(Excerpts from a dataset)
=======
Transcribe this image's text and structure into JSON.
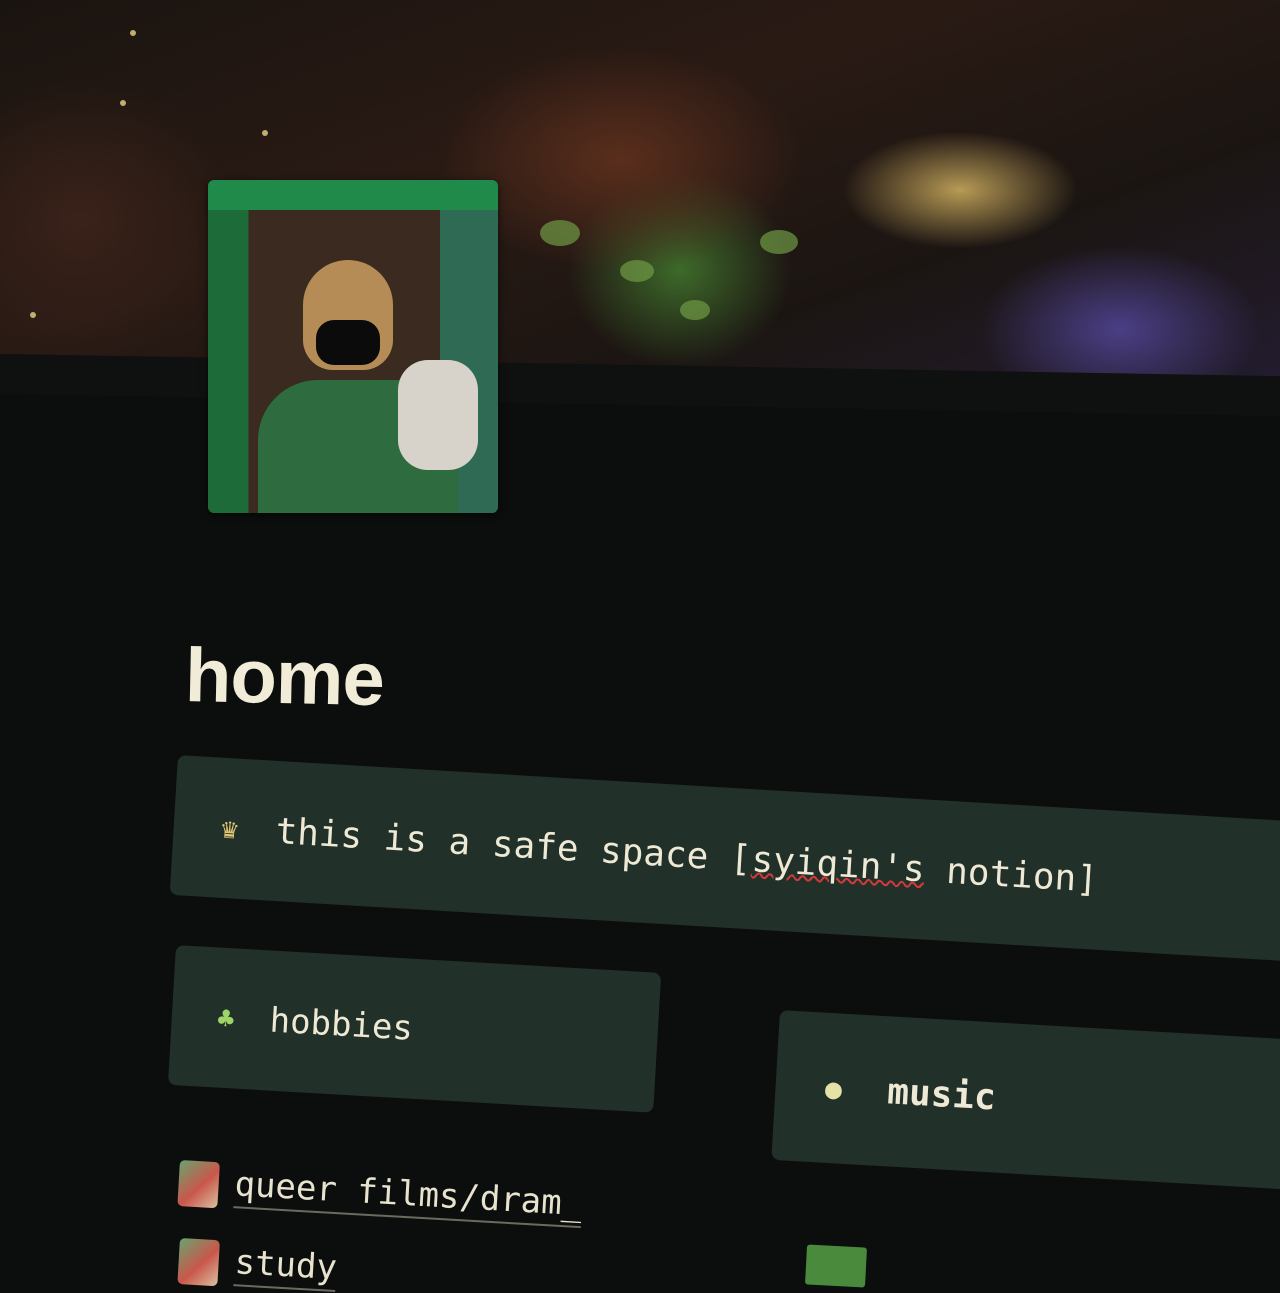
{
  "page": {
    "title": "home"
  },
  "callouts": {
    "safe_space": {
      "icon": "crown-icon",
      "text_before": "this is a safe space [",
      "text_spell": "syiqin's",
      "text_after": " notion]"
    },
    "hobbies": {
      "icon": "cactus-icon",
      "label": "hobbies"
    },
    "music": {
      "icon": "frog-icon",
      "label": "music"
    }
  },
  "links": [
    {
      "label": "queer films/dram_"
    },
    {
      "label": "study"
    }
  ]
}
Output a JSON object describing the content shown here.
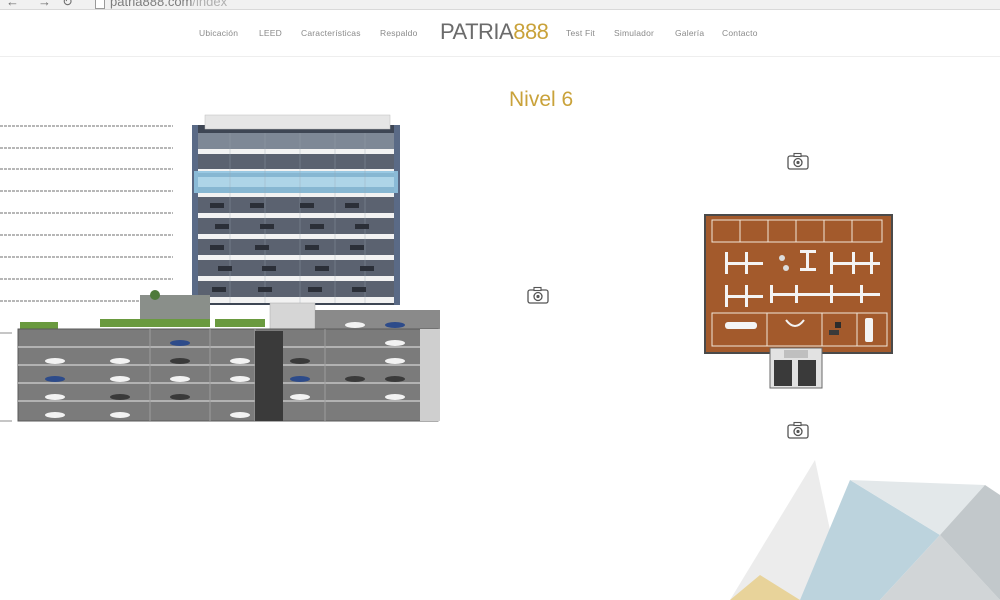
{
  "browser": {
    "url_domain": "patria888.com",
    "url_path": "/index"
  },
  "nav": {
    "left_items": [
      "Ubicación",
      "LEED",
      "Características",
      "Respaldo"
    ],
    "right_items": [
      "Test Fit",
      "Simulador",
      "Galería",
      "Contacto"
    ]
  },
  "logo": {
    "word": "PATRIA",
    "number": "888"
  },
  "level": {
    "title": "Nivel 6"
  },
  "colors": {
    "accent_gold": "#c9a23a",
    "nav_text": "#8a8a8a",
    "floor_wood": "#a35a2c",
    "glass_highlight": "#8fc3e0"
  },
  "icons": [
    "camera-icon",
    "camera-icon",
    "camera-icon"
  ]
}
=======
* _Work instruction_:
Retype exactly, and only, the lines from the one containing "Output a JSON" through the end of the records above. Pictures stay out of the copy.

* _Answer for the task_:
Output a JSON object describing the content shown here.
{
  "browser": {
    "url_domain": "patria888.com",
    "url_path": "/index"
  },
  "nav": {
    "left_items": [
      "Ubicación",
      "LEED",
      "Características",
      "Respaldo"
    ],
    "right_items": [
      "Test Fit",
      "Simulador",
      "Galería",
      "Contacto"
    ]
  },
  "logo": {
    "word": "PATRIA",
    "number": "888"
  },
  "level": {
    "title": "Nivel 6"
  },
  "colors": {
    "accent_gold": "#c9a23a",
    "nav_text": "#8a8a8a",
    "floor_wood": "#a35a2c",
    "glass_highlight": "#8fc3e0"
  },
  "icons": [
    "camera-icon",
    "camera-icon",
    "camera-icon"
  ]
}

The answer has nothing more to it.